PROBLEM. Using the data beneath, show every line that includes the word "more".

DATA LISTING Start Marker

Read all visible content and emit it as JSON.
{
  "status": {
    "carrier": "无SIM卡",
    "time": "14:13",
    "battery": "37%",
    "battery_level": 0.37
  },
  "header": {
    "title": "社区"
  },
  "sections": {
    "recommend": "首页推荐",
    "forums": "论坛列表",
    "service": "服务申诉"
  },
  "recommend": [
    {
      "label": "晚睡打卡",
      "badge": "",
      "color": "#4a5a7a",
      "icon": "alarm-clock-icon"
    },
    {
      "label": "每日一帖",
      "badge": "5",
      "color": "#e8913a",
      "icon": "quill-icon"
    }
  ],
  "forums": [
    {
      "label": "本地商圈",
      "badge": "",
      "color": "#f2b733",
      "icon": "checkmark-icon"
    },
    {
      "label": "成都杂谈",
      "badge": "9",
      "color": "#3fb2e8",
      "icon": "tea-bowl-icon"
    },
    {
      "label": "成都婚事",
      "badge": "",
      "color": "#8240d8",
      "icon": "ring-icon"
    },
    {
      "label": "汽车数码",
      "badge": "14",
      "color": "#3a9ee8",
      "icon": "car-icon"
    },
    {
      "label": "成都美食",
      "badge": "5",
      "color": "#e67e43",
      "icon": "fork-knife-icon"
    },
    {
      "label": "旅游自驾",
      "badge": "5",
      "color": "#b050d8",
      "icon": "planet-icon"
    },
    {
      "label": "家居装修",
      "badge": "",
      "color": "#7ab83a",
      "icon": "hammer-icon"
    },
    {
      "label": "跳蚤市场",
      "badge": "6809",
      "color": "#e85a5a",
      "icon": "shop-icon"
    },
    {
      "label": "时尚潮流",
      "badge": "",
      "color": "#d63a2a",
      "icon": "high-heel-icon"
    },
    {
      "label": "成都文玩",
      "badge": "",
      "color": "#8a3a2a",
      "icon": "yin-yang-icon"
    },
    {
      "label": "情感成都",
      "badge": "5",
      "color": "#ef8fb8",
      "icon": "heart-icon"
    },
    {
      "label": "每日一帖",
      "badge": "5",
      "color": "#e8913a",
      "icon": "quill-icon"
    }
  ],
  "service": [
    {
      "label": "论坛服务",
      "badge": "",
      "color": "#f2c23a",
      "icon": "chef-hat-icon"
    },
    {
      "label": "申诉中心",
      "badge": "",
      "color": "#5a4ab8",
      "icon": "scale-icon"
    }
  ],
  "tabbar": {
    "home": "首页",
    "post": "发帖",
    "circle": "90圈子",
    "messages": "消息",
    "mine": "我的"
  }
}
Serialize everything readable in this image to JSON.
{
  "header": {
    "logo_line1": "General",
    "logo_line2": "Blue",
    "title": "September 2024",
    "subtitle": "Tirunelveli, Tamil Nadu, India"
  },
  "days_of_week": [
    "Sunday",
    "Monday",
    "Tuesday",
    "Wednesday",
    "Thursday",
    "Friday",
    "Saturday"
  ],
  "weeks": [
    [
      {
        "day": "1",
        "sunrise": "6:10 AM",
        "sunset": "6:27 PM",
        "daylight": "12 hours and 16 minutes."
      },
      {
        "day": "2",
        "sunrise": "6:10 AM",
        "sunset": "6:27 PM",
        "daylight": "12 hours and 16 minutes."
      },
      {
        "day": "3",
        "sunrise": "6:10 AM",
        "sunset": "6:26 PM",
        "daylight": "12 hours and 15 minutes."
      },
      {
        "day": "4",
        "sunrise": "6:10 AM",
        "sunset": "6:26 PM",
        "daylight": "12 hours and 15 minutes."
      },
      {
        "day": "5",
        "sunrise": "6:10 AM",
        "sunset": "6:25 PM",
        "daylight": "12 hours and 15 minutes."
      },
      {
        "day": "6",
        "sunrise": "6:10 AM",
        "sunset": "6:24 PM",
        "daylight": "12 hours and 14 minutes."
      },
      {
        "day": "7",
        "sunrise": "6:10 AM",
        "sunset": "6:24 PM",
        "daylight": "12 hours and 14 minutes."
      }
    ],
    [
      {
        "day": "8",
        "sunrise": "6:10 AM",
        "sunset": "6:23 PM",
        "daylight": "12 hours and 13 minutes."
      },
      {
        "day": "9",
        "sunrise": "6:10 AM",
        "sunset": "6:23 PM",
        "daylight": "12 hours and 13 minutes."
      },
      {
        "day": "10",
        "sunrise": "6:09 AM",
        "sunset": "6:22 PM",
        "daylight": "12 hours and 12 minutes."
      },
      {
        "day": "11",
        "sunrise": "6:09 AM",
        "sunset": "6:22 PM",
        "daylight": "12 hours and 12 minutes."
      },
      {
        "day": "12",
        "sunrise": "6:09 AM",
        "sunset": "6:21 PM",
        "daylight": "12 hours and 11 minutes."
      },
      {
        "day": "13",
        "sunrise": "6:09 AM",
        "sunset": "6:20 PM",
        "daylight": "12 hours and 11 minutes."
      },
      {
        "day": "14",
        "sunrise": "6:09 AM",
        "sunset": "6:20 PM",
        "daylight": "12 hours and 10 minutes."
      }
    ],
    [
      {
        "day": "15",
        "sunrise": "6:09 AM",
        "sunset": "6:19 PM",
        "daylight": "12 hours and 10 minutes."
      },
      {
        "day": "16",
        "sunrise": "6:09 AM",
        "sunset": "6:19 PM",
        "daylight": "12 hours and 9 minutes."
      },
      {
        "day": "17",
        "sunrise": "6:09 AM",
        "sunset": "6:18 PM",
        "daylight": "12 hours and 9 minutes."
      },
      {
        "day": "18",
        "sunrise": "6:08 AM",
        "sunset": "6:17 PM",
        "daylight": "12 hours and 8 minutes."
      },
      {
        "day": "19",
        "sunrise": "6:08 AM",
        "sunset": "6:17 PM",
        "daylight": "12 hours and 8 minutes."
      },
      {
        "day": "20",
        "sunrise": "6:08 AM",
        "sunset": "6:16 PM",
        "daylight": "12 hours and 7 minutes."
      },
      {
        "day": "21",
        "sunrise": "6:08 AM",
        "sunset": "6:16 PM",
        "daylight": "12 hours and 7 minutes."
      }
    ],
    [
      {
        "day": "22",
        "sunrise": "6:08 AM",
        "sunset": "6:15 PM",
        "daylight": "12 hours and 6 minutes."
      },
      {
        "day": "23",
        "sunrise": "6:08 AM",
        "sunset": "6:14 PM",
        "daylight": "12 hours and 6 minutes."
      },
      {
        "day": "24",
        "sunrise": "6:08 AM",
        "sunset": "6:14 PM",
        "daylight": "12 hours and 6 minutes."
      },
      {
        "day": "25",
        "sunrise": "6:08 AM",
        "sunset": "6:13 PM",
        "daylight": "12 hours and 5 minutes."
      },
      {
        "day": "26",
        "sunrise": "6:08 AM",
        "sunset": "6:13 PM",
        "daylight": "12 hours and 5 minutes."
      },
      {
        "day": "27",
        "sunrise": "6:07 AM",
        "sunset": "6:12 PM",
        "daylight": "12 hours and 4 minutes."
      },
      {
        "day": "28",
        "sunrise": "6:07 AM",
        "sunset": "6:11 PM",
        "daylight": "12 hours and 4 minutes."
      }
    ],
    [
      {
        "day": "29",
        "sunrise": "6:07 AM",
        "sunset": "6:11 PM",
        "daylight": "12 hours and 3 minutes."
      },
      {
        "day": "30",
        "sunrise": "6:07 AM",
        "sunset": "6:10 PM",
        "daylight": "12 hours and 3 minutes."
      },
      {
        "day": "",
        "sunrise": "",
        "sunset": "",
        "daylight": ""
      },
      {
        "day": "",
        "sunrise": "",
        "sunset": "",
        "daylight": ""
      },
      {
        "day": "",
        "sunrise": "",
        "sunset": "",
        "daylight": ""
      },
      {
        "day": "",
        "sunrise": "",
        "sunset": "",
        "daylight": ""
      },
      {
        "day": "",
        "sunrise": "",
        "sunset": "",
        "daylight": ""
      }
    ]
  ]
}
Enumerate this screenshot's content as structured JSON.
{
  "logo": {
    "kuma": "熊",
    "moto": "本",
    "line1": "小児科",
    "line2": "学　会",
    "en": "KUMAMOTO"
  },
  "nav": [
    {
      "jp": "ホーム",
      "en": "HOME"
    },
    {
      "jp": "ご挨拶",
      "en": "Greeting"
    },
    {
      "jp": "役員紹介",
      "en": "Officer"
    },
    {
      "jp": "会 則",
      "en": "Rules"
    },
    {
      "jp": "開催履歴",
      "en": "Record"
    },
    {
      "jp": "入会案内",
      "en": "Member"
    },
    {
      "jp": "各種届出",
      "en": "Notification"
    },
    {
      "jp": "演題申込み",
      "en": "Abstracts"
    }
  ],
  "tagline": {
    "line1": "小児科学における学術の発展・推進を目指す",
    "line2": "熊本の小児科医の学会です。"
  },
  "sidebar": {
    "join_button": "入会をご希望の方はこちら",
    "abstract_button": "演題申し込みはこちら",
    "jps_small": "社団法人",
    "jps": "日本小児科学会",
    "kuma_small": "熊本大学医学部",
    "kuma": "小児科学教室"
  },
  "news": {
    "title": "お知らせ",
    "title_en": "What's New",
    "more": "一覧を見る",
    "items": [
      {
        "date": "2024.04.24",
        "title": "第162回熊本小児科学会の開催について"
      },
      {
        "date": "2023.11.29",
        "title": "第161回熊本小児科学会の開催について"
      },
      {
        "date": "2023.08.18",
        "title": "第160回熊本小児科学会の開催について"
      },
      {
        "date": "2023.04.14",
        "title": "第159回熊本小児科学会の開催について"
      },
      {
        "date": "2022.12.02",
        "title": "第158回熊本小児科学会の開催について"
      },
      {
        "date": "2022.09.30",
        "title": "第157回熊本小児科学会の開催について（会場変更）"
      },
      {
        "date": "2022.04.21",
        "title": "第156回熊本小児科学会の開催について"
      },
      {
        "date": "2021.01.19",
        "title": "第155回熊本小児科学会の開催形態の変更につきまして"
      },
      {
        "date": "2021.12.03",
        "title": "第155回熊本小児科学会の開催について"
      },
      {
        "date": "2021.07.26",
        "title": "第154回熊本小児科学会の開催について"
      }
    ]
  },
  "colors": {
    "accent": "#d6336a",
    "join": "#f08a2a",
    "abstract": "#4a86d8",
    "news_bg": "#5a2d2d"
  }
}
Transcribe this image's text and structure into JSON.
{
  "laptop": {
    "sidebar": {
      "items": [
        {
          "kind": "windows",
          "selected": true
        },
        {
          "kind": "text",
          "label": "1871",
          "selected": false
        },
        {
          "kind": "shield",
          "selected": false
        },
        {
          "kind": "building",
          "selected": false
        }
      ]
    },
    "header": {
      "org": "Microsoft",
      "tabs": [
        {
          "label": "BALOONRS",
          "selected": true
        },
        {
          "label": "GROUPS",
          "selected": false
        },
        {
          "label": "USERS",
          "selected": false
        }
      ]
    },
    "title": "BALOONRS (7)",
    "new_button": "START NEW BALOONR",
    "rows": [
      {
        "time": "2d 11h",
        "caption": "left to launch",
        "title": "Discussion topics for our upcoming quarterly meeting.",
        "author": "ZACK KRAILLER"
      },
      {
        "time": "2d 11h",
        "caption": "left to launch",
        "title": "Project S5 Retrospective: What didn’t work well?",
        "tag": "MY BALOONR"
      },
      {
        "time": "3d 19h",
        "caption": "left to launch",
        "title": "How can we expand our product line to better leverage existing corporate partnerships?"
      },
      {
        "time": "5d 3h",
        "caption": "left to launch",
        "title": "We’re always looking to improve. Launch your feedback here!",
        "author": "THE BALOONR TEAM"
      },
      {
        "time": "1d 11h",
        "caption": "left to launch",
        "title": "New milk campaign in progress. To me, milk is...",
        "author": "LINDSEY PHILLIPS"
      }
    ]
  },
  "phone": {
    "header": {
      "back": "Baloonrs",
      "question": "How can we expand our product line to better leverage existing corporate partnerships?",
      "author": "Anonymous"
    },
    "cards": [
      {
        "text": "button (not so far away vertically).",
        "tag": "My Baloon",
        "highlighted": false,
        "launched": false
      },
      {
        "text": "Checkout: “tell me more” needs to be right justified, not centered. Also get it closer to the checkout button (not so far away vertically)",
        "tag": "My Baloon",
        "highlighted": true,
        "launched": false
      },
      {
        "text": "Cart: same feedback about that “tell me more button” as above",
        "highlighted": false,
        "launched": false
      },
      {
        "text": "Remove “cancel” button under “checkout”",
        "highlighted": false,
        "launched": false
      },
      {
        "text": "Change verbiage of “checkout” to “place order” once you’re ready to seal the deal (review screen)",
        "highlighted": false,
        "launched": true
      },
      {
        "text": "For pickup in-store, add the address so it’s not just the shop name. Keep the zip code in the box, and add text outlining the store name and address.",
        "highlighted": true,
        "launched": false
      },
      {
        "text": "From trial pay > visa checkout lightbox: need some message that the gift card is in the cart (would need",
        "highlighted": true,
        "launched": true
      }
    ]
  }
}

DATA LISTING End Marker

ANSWER TO THE PROBLEM.
    "more": "一覧を見る",
        "text": "Checkout: “tell me more” needs to be right justified, not centered. Also get it closer to the checkout button (not so far away vertically)",
        "text": "Cart: same feedback about that “tell me more button” as above",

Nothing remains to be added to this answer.